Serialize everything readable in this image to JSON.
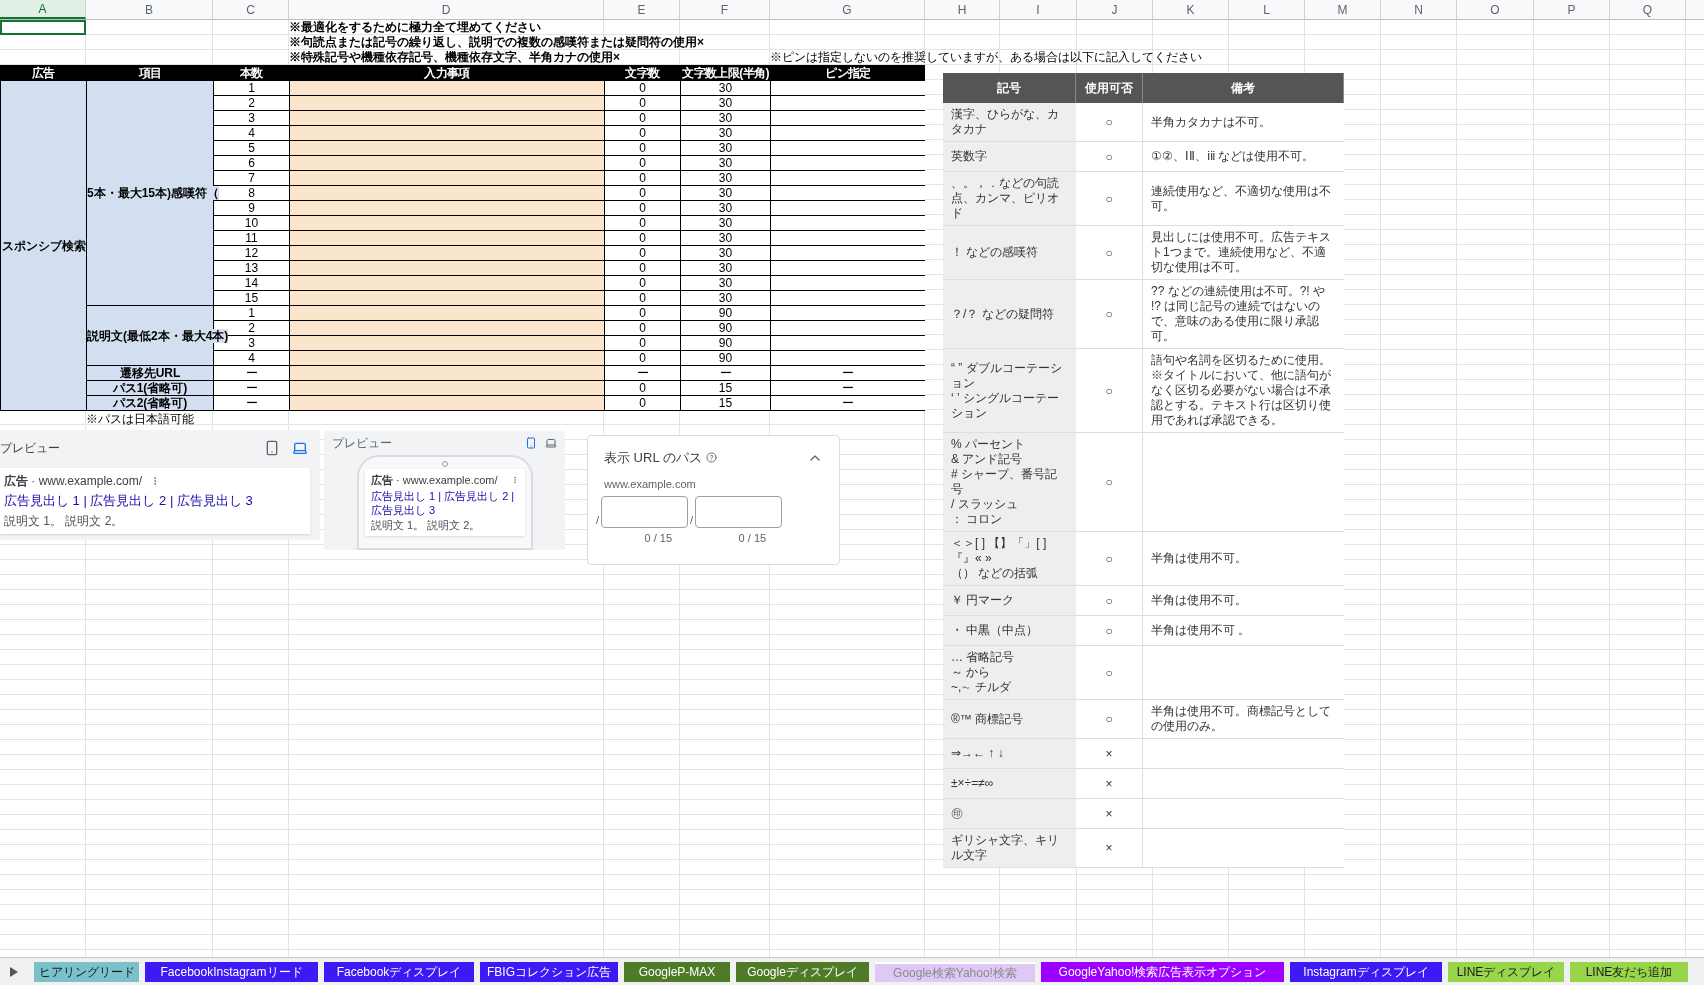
{
  "columns": [
    {
      "label": "A",
      "selected": true
    },
    {
      "label": "B",
      "selected": false
    },
    {
      "label": "C",
      "selected": false
    },
    {
      "label": "D",
      "selected": false
    },
    {
      "label": "E",
      "selected": false
    },
    {
      "label": "F",
      "selected": false
    },
    {
      "label": "G",
      "selected": false
    },
    {
      "label": "H",
      "selected": false
    },
    {
      "label": "I",
      "selected": false
    },
    {
      "label": "J",
      "selected": false
    },
    {
      "label": "K",
      "selected": false
    },
    {
      "label": "L",
      "selected": false
    },
    {
      "label": "M",
      "selected": false
    },
    {
      "label": "N",
      "selected": false
    },
    {
      "label": "O",
      "selected": false
    },
    {
      "label": "P",
      "selected": false
    },
    {
      "label": "Q",
      "selected": false
    }
  ],
  "notes": [
    "※最適化をするために極力全て埋めてください",
    "※句読点または記号の繰り返し、説明での複数の感嘆符または疑問符の使用×",
    "※特殊記号や機種依存記号、機種依存文字、半角カナの使用×"
  ],
  "pin_note": "※ピンは指定しないのを推奨していますが、ある場合は以下に記入してください",
  "table": {
    "headers": [
      "広告",
      "項目",
      "本数",
      "入力事項",
      "文字数",
      "文字数上限(半角)",
      "ピン指定"
    ],
    "ad_type": "スポンシブ検索",
    "groups": [
      {
        "label": "5本・最大15本)感嘆符（",
        "rows": [
          {
            "no": "1",
            "count": "0",
            "limit": "30"
          },
          {
            "no": "2",
            "count": "0",
            "limit": "30"
          },
          {
            "no": "3",
            "count": "0",
            "limit": "30"
          },
          {
            "no": "4",
            "count": "0",
            "limit": "30"
          },
          {
            "no": "5",
            "count": "0",
            "limit": "30"
          },
          {
            "no": "6",
            "count": "0",
            "limit": "30"
          },
          {
            "no": "7",
            "count": "0",
            "limit": "30"
          },
          {
            "no": "8",
            "count": "0",
            "limit": "30"
          },
          {
            "no": "9",
            "count": "0",
            "limit": "30"
          },
          {
            "no": "10",
            "count": "0",
            "limit": "30"
          },
          {
            "no": "11",
            "count": "0",
            "limit": "30"
          },
          {
            "no": "12",
            "count": "0",
            "limit": "30"
          },
          {
            "no": "13",
            "count": "0",
            "limit": "30"
          },
          {
            "no": "14",
            "count": "0",
            "limit": "30"
          },
          {
            "no": "15",
            "count": "0",
            "limit": "30"
          }
        ]
      },
      {
        "label": "説明文(最低2本・最大4本)",
        "rows": [
          {
            "no": "1",
            "count": "0",
            "limit": "90"
          },
          {
            "no": "2",
            "count": "0",
            "limit": "90"
          },
          {
            "no": "3",
            "count": "0",
            "limit": "90"
          },
          {
            "no": "4",
            "count": "0",
            "limit": "90"
          }
        ]
      },
      {
        "label": "遷移先URL",
        "rows": [
          {
            "no": "ー",
            "count": "ー",
            "limit": "ー",
            "pin": "ー"
          }
        ]
      },
      {
        "label": "パス1(省略可)",
        "rows": [
          {
            "no": "ー",
            "count": "0",
            "limit": "15",
            "pin": "ー"
          }
        ]
      },
      {
        "label": "パス2(省略可)",
        "rows": [
          {
            "no": "ー",
            "count": "0",
            "limit": "15",
            "pin": "ー"
          }
        ]
      }
    ],
    "footnote": "※パスは日本語可能"
  },
  "symbols": {
    "headers": [
      "記号",
      "使用可否",
      "備考"
    ],
    "rows": [
      {
        "symbol": [
          "漢字、ひらがな、カタカナ"
        ],
        "usable": "○",
        "note": "半角カタカナは不可。"
      },
      {
        "symbol": [
          "英数字"
        ],
        "usable": "○",
        "note": "①②、ⅠⅡ、ⅰⅱ などは使用不可。"
      },
      {
        "symbol": [
          "、。，．などの句読点、カンマ、ピリオド"
        ],
        "usable": "○",
        "note": "連続使用など、不適切な使用は不可。"
      },
      {
        "symbol": [
          "！ などの感嘆符"
        ],
        "usable": "○",
        "note": "見出しには使用不可。広告テキスト1つまで。連続使用など、不適切な使用は不可。"
      },
      {
        "symbol": [
          "？/？ などの疑問符"
        ],
        "usable": "○",
        "note": "?? などの連続使用は不可。?! や !? は同じ記号の連続ではないので、意味のある使用に限り承認可。"
      },
      {
        "symbol": [
          "“ ” ダブルコーテーション",
          "‘ ’ シングルコーテーション"
        ],
        "usable": "○",
        "note": "語句や名詞を区切るために使用。※タイトルにおいて、他に語句がなく区切る必要がない場合は不承認とする。テキスト行は区切り使用であれば承認できる。"
      },
      {
        "symbol": [
          "% パーセント",
          "& アンド記号",
          "# シャープ、番号記号",
          "/ スラッシュ",
          "： コロン"
        ],
        "usable": "○"
      },
      {
        "symbol": [
          "＜＞[ ] 【】「」[ ]『』« »",
          "（） などの括弧"
        ],
        "usable": "○",
        "note": "半角は使用不可。"
      },
      {
        "symbol": [
          "￥ 円マーク"
        ],
        "usable": "○",
        "note": "半角は使用不可。"
      },
      {
        "symbol": [
          "・ 中黒（中点）"
        ],
        "usable": "○",
        "note": "半角は使用不可 。"
      },
      {
        "symbol": [
          "… 省略記号",
          "～ から",
          "~,∼ チルダ"
        ],
        "usable": "○"
      },
      {
        "symbol": [
          "®™ 商標記号"
        ],
        "usable": "○",
        "note": "半角は使用不可。商標記号としての使用のみ。"
      },
      {
        "symbol": [
          "⇒→← ↑ ↓"
        ],
        "usable": "×"
      },
      {
        "symbol": [
          "±×÷=≠∞"
        ],
        "usable": "×"
      },
      {
        "symbol": [
          "㊞"
        ],
        "usable": "×"
      },
      {
        "symbol": [
          "ギリシャ文字、キリル文字"
        ],
        "usable": "×"
      }
    ]
  },
  "previews": [
    {
      "kind": "desktop",
      "title": "プレビュー",
      "devices": [
        {
          "kind": "mobile",
          "selected": false
        },
        {
          "kind": "desktop",
          "selected": true
        }
      ],
      "ad_label": "広告",
      "url_separator": "·",
      "url": "www.example.com/",
      "headline": "広告見出し 1 | 広告見出し 2 | 広告見出し 3",
      "description": "説明文 1。 説明文 2。"
    },
    {
      "kind": "mobile",
      "title": "プレビュー",
      "devices": [
        {
          "kind": "mobile",
          "selected": true
        },
        {
          "kind": "desktop",
          "selected": false
        }
      ],
      "ad_label": "広告",
      "url_separator": "·",
      "url": "www.example.com/",
      "headline": "広告見出し 1 | 広告見出し 2 | 広告見出し 3",
      "description": "説明文 1。 説明文 2。"
    }
  ],
  "path_panel": {
    "title": "表示 URL のパス",
    "domain": "www.example.com",
    "fields": [
      {
        "separator": "/",
        "counter": "0 / 15"
      },
      {
        "separator": "/",
        "counter": "0 / 15"
      }
    ]
  },
  "sheet_tabs": [
    {
      "label": "ヒアリングリード",
      "color": "#79c2c9",
      "selected": false
    },
    {
      "label": "FacebookInstagramリード",
      "color": "#3c19f5",
      "selected": false
    },
    {
      "label": "Facebookディスプレイ",
      "color": "#3c19f5",
      "selected": false
    },
    {
      "label": "FBIGコレクション広告",
      "color": "#3c19f5",
      "selected": false
    },
    {
      "label": "GoogleP-MAX",
      "color": "#4f7a28",
      "selected": false
    },
    {
      "label": "Googleディスプレイ",
      "color": "#4f7a28",
      "selected": false
    },
    {
      "label": "Google検索Yahoo!検索",
      "color": "#dec9f6",
      "selected": true
    },
    {
      "label": "GoogleYahoo!検索広告表示オプション",
      "color": "#9b00ff",
      "selected": false
    },
    {
      "label": "Instagramディスプレイ",
      "color": "#3c19f5",
      "selected": false
    },
    {
      "label": "LINEディスプレイ",
      "color": "#98d54a",
      "selected": false
    },
    {
      "label": "LINE友だち追加",
      "color": "#98d54a",
      "selected": false
    }
  ]
}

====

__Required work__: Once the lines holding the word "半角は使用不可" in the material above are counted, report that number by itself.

__Expected output__: 4